“There were a lot of great books that we had in trade [paperback] or hardcover and people would say, ‘Oh, I read that when I was in middle school,’” Yang says, signaling indifference. “When we had the same book in a vintage paperback, people would be like, ‘Wow! I read this when I was in middle school!’”

Today, pocket paperbacks make up roughly 80% to 85% of their stock. Customers have complained that A Good Used Book’s prices are too high in comparison to brick-and-mortar stores (never mind cut-rate Amazon). But curation costs money.

“Some people feel like books, especially vintage books, have no value,” Yang says. “But we believe that they do … We think they’re beautiful and interesting and important to save.”

Until mid-March, A Good Used Book was on track to incorporate and expand. Yang and Capizzi had guaranteed vending locations at three markets as well as at Verve Coffee downtown and were considering purchasing another van to tackle more markets and restarting their dollar book fairs. Despite their success, though, transitioning to a physical store never came up. Their model was working for them.

“We’re not here to replace the old bookstores,” Capizzi says. “I want all of us to do better.”

COVID-19 has severely hurt the business of every bookseller in L.A. and around the world. Online sales and gift cards, curbside pickups and home deliveries, GoFundMe campaigns — for now, each bookstore has its life support measures. A Good Used Book, like its physical kin, has adapted as best it can, leaning on its Instagram presence to sell books there almost exclusively. (You can find some of its stock on DePop as well.)

The storage lockers Capizzi and Yang call "base camp" are cleaner and more organized than many brick-and-mortar used bookstores.
(Myung J. Chun/Los Angeles Times)

To keep up the rhythm of its pop-ups, A Good Used Book sells at noon on Wednesdays, Saturdays and Sundays. Each book is posted to its Instagram story with its price, condition, publication date and category noted in bubble captions. It’s not the same as flipping through wine crates, but close enough in this new world.

Fortunately, sales have been good, and Yang and Capizzi have several months’ worth of stock. The vendor is mailing to every ZIP Code and delivering locally. But the sellers are generating only 20% to 30% of their usual revenue. With their business paperwork in flux, they also don’t qualify for much of the aid offered through a recent government stimulus package. Like indie bookstores and small businesses everywhere, A Good Used Book is crushed by the lack of government support, the lack of empathy from landlords and banks. In spite of it all, Yang and Capizzi are pushing ahead, thankful for the followers they’ve met in person who are now supporting them online, hoping that A Good Used Book will be around after this plague passes, there to greet them at the next pop-up.

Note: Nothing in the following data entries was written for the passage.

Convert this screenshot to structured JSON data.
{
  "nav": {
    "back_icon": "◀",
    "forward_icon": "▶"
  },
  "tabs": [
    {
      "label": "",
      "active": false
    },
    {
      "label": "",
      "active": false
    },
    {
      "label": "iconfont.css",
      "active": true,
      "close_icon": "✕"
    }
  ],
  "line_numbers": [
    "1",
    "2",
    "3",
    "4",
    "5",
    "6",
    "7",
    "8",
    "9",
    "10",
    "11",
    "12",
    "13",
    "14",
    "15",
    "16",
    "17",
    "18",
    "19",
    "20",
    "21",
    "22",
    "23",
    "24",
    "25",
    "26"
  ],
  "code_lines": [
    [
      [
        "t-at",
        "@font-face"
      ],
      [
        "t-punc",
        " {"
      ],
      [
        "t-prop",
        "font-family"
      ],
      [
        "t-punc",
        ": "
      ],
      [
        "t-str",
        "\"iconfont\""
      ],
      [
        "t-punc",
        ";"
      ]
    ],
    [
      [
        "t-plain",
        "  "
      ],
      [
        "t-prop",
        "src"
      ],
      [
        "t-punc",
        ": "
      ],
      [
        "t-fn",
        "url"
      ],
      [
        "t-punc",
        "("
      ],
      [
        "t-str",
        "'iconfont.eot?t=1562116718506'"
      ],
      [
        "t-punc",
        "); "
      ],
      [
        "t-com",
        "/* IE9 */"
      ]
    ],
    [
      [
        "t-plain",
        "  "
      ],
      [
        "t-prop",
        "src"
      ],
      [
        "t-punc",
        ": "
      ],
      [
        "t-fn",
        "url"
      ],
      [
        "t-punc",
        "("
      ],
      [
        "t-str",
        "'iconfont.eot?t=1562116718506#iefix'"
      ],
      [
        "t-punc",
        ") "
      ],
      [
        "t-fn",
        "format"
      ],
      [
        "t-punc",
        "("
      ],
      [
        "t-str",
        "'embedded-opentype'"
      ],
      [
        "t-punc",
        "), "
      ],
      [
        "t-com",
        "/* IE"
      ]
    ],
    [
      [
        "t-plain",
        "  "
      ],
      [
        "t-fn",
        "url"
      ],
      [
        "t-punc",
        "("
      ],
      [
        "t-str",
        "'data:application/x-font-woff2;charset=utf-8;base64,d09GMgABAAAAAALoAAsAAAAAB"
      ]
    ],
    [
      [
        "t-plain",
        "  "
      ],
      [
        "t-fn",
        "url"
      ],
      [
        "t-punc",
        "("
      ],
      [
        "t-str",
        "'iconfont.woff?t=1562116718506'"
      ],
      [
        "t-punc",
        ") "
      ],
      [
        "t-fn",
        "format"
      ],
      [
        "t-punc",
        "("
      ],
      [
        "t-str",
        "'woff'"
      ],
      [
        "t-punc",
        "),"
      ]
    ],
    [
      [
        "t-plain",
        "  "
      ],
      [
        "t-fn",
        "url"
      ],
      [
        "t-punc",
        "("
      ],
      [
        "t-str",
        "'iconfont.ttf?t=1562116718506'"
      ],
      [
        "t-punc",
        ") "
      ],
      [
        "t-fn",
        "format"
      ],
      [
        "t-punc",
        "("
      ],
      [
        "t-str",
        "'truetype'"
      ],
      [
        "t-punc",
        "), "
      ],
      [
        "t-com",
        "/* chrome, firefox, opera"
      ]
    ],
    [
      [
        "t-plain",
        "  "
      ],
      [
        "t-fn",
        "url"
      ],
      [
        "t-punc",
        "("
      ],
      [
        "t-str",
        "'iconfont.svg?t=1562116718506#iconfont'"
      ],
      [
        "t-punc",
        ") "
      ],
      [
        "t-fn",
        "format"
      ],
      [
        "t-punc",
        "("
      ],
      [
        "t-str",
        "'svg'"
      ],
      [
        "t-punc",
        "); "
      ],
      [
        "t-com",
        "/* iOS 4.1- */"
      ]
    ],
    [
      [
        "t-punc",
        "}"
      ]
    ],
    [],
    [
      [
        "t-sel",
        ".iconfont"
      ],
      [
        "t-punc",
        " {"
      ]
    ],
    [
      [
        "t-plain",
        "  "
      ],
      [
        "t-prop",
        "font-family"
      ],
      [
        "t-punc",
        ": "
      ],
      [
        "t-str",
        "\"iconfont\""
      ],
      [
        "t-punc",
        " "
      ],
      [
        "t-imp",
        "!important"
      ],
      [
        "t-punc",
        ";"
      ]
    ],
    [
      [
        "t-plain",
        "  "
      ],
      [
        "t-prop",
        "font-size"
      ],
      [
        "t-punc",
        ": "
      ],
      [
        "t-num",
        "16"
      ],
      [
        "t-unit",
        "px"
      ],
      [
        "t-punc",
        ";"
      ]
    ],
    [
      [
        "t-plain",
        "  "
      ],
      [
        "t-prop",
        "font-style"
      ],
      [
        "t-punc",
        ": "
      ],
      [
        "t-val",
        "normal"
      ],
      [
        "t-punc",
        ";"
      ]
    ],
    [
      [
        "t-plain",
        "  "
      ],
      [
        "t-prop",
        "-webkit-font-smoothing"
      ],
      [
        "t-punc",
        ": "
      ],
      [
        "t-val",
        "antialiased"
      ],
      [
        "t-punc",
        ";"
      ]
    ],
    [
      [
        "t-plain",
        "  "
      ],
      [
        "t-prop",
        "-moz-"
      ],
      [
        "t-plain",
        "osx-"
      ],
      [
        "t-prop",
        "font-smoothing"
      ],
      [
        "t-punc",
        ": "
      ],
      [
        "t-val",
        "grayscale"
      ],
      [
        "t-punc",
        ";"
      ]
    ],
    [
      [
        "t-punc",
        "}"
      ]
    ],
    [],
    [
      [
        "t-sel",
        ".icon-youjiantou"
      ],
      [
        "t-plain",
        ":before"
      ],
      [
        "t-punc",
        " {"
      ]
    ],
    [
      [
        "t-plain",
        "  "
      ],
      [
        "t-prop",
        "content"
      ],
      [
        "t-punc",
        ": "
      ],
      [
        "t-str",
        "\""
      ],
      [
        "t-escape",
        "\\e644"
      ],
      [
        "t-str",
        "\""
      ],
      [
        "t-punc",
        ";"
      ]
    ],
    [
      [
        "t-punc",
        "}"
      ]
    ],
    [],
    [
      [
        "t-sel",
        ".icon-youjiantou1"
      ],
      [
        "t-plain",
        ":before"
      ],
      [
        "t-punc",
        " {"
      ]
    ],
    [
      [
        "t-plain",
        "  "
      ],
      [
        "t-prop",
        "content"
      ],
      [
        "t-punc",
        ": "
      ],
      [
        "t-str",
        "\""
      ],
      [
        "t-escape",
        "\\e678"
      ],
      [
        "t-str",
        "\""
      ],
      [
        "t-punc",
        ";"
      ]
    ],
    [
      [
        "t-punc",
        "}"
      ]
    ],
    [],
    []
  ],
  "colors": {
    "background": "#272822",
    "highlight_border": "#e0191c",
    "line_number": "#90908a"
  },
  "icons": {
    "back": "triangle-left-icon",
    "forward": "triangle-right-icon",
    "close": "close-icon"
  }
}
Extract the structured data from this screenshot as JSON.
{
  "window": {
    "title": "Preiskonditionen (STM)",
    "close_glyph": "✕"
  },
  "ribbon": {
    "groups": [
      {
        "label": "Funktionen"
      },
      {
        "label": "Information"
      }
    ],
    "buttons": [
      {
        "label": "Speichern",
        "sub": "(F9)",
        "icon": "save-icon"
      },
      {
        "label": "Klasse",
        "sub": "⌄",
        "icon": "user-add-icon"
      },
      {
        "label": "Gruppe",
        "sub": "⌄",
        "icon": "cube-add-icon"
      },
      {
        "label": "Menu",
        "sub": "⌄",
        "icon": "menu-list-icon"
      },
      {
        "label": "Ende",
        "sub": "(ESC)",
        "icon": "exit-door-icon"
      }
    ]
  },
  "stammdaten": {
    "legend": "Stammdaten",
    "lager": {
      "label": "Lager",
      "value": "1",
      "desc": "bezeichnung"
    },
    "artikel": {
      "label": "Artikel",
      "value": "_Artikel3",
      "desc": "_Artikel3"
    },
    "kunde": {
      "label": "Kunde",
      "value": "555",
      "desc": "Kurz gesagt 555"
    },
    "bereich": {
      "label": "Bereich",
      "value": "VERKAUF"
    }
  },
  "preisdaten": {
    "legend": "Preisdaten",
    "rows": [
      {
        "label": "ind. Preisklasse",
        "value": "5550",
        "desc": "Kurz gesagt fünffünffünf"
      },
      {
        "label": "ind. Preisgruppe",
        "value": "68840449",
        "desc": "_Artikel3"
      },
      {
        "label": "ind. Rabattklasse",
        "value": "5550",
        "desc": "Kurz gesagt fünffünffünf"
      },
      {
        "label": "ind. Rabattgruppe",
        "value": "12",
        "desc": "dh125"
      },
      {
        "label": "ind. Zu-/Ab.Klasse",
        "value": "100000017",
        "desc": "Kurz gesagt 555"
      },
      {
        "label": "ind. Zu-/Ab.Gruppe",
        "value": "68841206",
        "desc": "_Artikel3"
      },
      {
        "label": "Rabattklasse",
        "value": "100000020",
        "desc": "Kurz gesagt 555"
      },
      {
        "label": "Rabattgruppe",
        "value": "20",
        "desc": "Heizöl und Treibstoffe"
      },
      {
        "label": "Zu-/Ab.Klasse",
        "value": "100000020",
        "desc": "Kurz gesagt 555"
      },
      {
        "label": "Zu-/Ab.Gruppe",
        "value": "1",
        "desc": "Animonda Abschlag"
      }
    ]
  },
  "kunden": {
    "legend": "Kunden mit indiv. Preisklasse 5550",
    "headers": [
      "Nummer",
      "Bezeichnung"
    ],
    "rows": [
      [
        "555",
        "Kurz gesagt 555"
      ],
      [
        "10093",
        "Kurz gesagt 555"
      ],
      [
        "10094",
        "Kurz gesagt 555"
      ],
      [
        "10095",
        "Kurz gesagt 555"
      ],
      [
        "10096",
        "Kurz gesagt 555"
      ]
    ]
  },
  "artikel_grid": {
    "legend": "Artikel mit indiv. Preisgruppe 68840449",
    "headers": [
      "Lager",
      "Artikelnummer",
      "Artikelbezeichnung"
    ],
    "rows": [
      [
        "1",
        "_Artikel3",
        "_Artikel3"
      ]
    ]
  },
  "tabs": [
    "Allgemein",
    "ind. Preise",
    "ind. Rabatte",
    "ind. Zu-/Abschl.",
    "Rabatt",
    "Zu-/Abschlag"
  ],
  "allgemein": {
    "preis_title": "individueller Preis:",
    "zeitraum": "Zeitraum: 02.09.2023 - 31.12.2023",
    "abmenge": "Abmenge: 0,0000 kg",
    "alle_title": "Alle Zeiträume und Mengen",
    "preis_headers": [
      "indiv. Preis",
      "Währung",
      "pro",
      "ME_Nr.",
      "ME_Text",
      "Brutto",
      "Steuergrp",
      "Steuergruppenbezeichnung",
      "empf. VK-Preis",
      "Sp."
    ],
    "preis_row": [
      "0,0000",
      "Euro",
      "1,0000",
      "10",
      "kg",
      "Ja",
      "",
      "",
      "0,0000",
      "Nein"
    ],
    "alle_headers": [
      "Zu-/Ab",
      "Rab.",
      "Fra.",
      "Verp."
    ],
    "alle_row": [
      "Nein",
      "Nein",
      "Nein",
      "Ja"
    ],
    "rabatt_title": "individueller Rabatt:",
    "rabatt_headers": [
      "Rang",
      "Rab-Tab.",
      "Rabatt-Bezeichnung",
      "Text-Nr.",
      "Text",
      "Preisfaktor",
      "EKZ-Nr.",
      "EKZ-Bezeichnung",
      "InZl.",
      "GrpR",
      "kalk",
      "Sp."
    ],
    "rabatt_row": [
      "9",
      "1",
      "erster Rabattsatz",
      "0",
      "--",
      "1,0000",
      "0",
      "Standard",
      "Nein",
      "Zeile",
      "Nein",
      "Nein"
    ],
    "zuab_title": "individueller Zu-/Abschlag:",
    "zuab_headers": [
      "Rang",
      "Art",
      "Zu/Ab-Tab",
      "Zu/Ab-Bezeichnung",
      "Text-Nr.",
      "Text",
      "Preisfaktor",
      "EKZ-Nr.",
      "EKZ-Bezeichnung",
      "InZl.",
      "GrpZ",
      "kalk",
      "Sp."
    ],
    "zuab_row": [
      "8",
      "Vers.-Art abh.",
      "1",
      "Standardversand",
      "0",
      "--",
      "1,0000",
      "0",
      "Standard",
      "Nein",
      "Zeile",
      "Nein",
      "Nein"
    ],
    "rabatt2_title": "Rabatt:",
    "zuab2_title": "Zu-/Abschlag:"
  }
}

“It’s an honor to have the means to continue even in this capacity,” says Capizzi. “We’re luckier than most, even if it doesn’t feel that way. We’ll do it as long as we can, until the very end.”

Bell is a journalist and writer from Santa Monica.